Germinal Matrix Hemorrhage: Intraventricular Hemorrhage in Very-Low-Birth-Weight Infants: The Independent Role of Inherited Thrombophilia [Original Contributions; Clinical Sciences]
Background and Purpose—
The etiology of germinal matrix hemorrhage–intraventricular hemorrhage (GMH-IVH) is multifactorial and the role of genetic polymorphisms is unclear. The aim of this prospective study was to evaluate prothrombotic genetic mutations as independent risk factors for the development of all grades of GMH-IVH in very-low-birth-weight infants.
The presence of both factor V Leiden and prothrombin gain-of-function gene mutations were prospectively assessed in 106 very-low-birth-weight infants. Infants with GMH-IVH were compared to those without GMH-IVH according to genetic and clinical characteristics.

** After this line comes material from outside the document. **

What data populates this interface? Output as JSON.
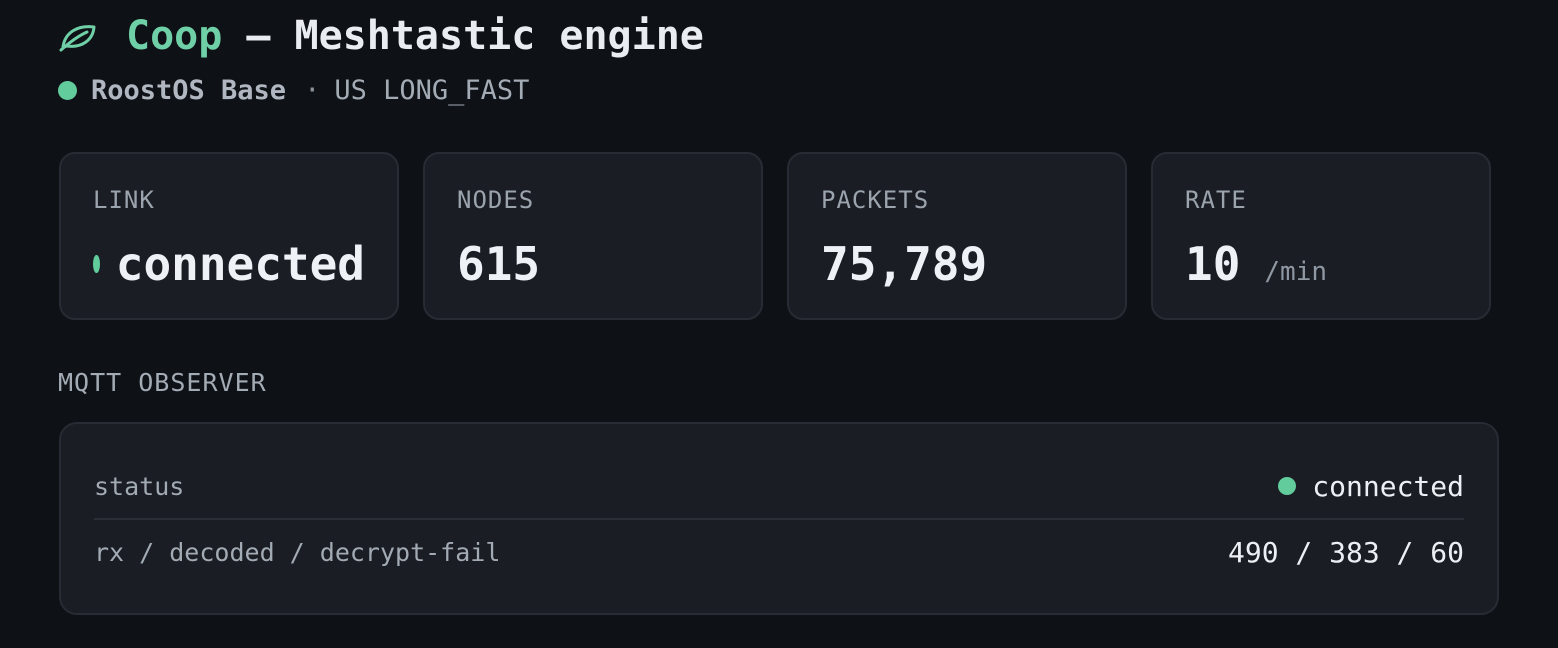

Twenty-two out of 106 infants had GMH-IVH develop (20.7%). Infants with GMH-IVH had significantly lower gestational ages and birth weights. In the multivariate Poisson regression model, the prevalence of GMH-IVH appeared to be inversely related to gestational age, with a risk ratio of 0.83 (95% CI, 0.72–0.97; P=0.02) per week. Risk ratio of GMH-IVH for carriers of either prothrombotic mutation was 2.65 (95% CI, 1.23–5.72; P=0.01), similar to the risk ratio associated with need for resuscitation at birth (2.30; 95% CI, 1.02–5.18; P=0.04).
Very-low-birth-weight infants who are carriers for either prothrombotic mutations are at increased risk for development of GMH-IVH. Genetic factors act as independent risk factors of the same magnitude as other known risk factors.